Rent-a-cops hired to guard the site of a Wisconsin mining operation have begun stalking the woods around the mine in balaclavas and camouflage fatigues, all while armed with semi-automatic rifles, and an extra handgun holstered at the hip, just in case. Meet the security guards of the future!
The average person might think Gogebic Taconite had gone overboard when it made the decision to hire an armed squadron from "Bulletproof Securities" to guard its iron mine, whose proximity to Lake Superior has made it the subject of a great controversy. But the truth is you never know what kind of firepower you're going to need in the dangerous forests of Wisconsin. Bulletproof hires ex-soldiers and police officers; its website reads: "We train daily because threats can change daily." The threat, in this case, appears to be some environmental protesters, who are probably carrying very threatening anti-mining signs.

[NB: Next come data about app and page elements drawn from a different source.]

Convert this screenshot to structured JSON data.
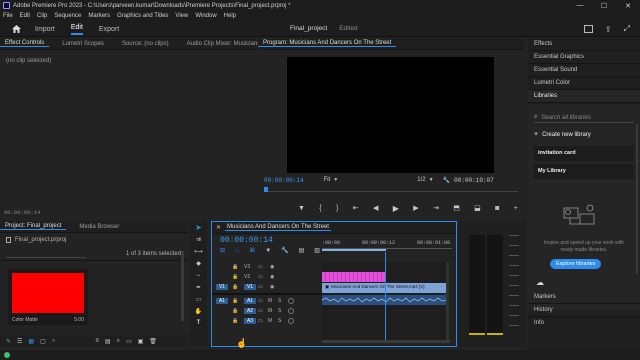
{
  "titlebar": {
    "title": "Adobe Premiere Pro 2023 - C:\\Users\\parveen.kumar\\Downloads\\Premiere Projects\\Final_project.prproj *",
    "controls": [
      "—",
      "☐",
      "✕"
    ]
  },
  "menu": [
    "File",
    "Edit",
    "Clip",
    "Sequence",
    "Markers",
    "Graphics and Titles",
    "View",
    "Window",
    "Help"
  ],
  "header": {
    "workspaces": [
      "Import",
      "Edit",
      "Export"
    ],
    "active": "Edit",
    "project": "Final_project",
    "status": "Edited"
  },
  "effect_controls": {
    "tabs": [
      "Effect Controls",
      "Lumetri Scopes",
      "Source: (no clips)",
      "Audio Clip Mixer: Musicians"
    ],
    "empty": "(no clip selected)",
    "timecode": "00:00:00:14"
  },
  "program": {
    "title": "Program: Musicians And Dancers On The Street",
    "timecode": "00:00:00:14",
    "zoom": "Fit",
    "resolution": "1/2",
    "duration": "00:00:10:07"
  },
  "project": {
    "tabs": [
      "Project: Final_project",
      "Media Browser"
    ],
    "file": "Final_project.prproj",
    "count": "1 of 3 items selected",
    "clip_name": "Color Matte",
    "clip_duration": "5:00"
  },
  "timeline": {
    "title": "Musicians And Dancers On The Street",
    "timecode": "00:00:00:14",
    "ruler": [
      ":00:00",
      "00:00:00:12",
      "00:00:01:00"
    ],
    "clip_label": "Musicians And Dancers On The Street.mp4 [V]",
    "video_tracks": [
      "V3",
      "V2",
      "V1"
    ],
    "audio_tracks": [
      "A1",
      "A2",
      "A3"
    ],
    "source_v": "V1",
    "source_a": "A1",
    "mute": "M",
    "solo": "S"
  },
  "right": {
    "items": [
      "Effects",
      "Essential Graphics",
      "Essential Sound",
      "Lumetri Color",
      "Libraries"
    ],
    "search_placeholder": "Search all libraries",
    "create": "Create new library",
    "lib1": "invitation card",
    "lib2": "My Library",
    "promo": "Inspire and speed up your work with ready made libraries.",
    "promo_button": "Explore libraries",
    "bottom": [
      "Markers",
      "History",
      "Info"
    ]
  },
  "colors": {
    "accent": "#2d8ceb",
    "clip_pink": "#e14fdc",
    "clip_blue": "#7fa3d6",
    "matte_red": "#ff0000"
  }
}
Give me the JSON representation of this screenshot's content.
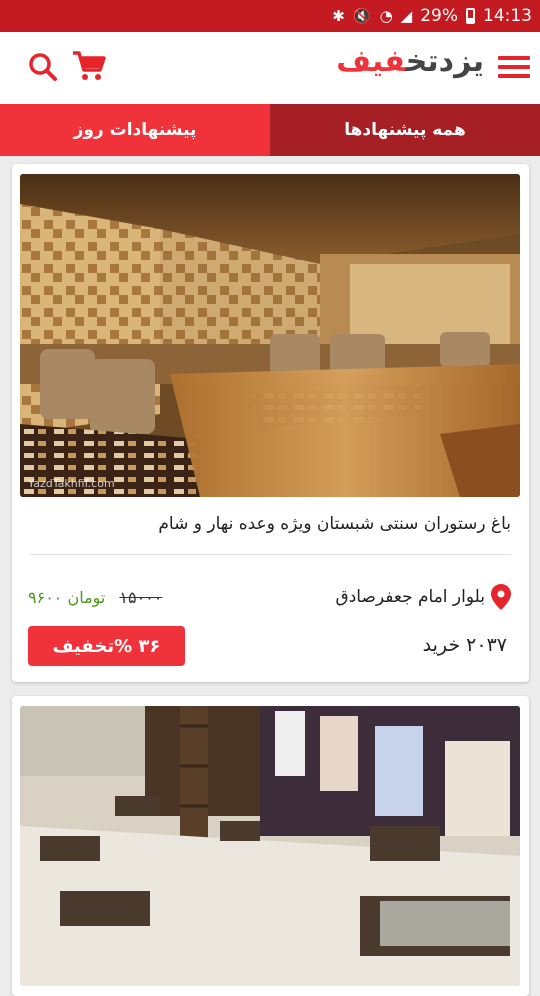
{
  "status_bar": {
    "battery": "29%",
    "time": "14:13",
    "icons": [
      "bluetooth-icon",
      "mute-icon",
      "wifi-icon",
      "signal-icon",
      "battery-icon"
    ]
  },
  "app_bar": {
    "logo_main": "یزدتخ",
    "logo_accent": "فیف",
    "icons": [
      "search-icon",
      "cart-icon",
      "menu-icon"
    ]
  },
  "tabs": [
    {
      "label": "پیشنهادات روز"
    },
    {
      "label": "همه پیشنهادها",
      "selected": true
    }
  ],
  "deals": [
    {
      "title": "باغ رستوران سنتی شبستان ویژه وعده نهار و شام",
      "location": "بلوار امام جعفرصادق",
      "old_price": "۱۵۰۰۰",
      "new_price": "۹۶۰۰ تومان",
      "discount": "۳۶ %تخفیف",
      "purchases": "۲۰۳۷ خرید",
      "image_watermark": "YazdTakhfif.com"
    },
    {
      "title": "",
      "image": "restaurant-interior-photo"
    }
  ],
  "colors": {
    "status_bar": "#c41a21",
    "accent": "#f0323b",
    "tab_selected": "#a51f24",
    "price_green": "#4f9a1d"
  }
}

State Sen. Bob Jauch, D-Poplar, and Rep. Janet Bewley, D-Ashland, on Monday sent a letter to Gogebic Taconite President Bill Williams, calling on him to immediately remove "the heavily armed masked commando security unit recently hired to protect the company’s property in the Penokee Hills."

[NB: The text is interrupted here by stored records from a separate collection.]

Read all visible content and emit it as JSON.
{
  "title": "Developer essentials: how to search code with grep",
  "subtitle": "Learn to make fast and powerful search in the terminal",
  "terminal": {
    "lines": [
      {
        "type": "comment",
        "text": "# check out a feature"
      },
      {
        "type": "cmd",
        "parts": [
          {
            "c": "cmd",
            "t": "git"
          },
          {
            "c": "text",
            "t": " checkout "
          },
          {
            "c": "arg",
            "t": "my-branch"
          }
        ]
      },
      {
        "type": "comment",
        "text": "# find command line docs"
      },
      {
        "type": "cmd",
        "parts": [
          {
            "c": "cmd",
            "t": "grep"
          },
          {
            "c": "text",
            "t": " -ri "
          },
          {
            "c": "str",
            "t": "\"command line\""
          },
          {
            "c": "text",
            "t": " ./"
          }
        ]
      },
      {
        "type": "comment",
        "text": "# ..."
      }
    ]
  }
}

The lawmakers called the photos “horrifying” and the action by the company to hire the high-security Arizona firm “appalling.”
“These kinds of security forces are common in Third World countries but they don’t belong in northern Wisconsin,” Jauch and Bewley said in a press release.
This is just the latest chapter in the battle over the Gogebic Taconite mine. Prior to the subject of the commandos, Democratic legislators, Wisconsin Native-American groups, and environmental activists all opposed drilling the mine for fear of spoiling the nature surrounding it. But state Republicans pushed through the project, arguing it would be good for jobs. And look at that: It's already put to work an out-of-state security team.
A Gogebic Taconite spokesperson told the Duluth News Tribune that the mine requires heavily armed security due to the fact that mine employees have encountered several mine opponents on the grounds in the past month. Reports the Tribune: "One woman was charged after an altercation over a camera."
A woman having an altercation about a camera. That sounds scary. The semi-automatic rifles make perfect sense now.